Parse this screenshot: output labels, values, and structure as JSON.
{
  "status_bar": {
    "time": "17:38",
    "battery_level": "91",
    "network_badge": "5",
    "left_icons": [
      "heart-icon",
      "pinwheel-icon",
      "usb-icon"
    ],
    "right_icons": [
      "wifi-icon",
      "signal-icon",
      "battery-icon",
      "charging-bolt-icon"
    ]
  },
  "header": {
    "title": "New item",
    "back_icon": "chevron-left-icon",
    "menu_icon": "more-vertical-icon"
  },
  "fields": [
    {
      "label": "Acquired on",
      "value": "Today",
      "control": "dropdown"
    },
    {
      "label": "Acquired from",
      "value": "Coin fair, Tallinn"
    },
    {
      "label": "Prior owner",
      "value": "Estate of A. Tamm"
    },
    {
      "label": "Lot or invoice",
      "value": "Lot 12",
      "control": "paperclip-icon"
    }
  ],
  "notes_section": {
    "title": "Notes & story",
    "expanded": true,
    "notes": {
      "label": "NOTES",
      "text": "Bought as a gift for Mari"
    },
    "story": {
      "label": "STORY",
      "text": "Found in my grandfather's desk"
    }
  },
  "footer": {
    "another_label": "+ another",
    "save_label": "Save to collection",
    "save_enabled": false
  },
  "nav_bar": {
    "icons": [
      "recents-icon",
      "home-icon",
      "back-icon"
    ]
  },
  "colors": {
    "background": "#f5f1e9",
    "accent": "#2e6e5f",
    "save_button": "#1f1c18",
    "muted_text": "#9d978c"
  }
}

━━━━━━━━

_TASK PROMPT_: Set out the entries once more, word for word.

_RESPONSE TO THE TASK_:
Parse this screenshot: output labels, values, and structure as JSON.
{
  "status_bar": {
    "time": "17:38",
    "battery_level": "91",
    "network_badge": "5",
    "left_icons": [
      "heart-icon",
      "pinwheel-icon",
      "usb-icon"
    ],
    "right_icons": [
      "wifi-icon",
      "signal-icon",
      "battery-icon",
      "charging-bolt-icon"
    ]
  },
  "header": {
    "title": "New item",
    "back_icon": "chevron-left-icon",
    "menu_icon": "more-vertical-icon"
  },
  "fields": [
    {
      "label": "Acquired on",
      "value": "Today",
      "control": "dropdown"
    },
    {
      "label": "Acquired from",
      "value": "Coin fair, Tallinn"
    },
    {
      "label": "Prior owner",
      "value": "Estate of A. Tamm"
    },
    {
      "label": "Lot or invoice",
      "value": "Lot 12",
      "control": "paperclip-icon"
    }
  ],
  "notes_section": {
    "title": "Notes & story",
    "expanded": true,
    "notes": {
      "label": "NOTES",
      "text": "Bought as a gift for Mari"
    },
    "story": {
      "label": "STORY",
      "text": "Found in my grandfather's desk"
    }
  },
  "footer": {
    "another_label": "+ another",
    "save_label": "Save to collection",
    "save_enabled": false
  },
  "nav_bar": {
    "icons": [
      "recents-icon",
      "home-icon",
      "back-icon"
    ]
  },
  "colors": {
    "background": "#f5f1e9",
    "accent": "#2e6e5f",
    "save_button": "#1f1c18",
    "muted_text": "#9d978c"
  }
}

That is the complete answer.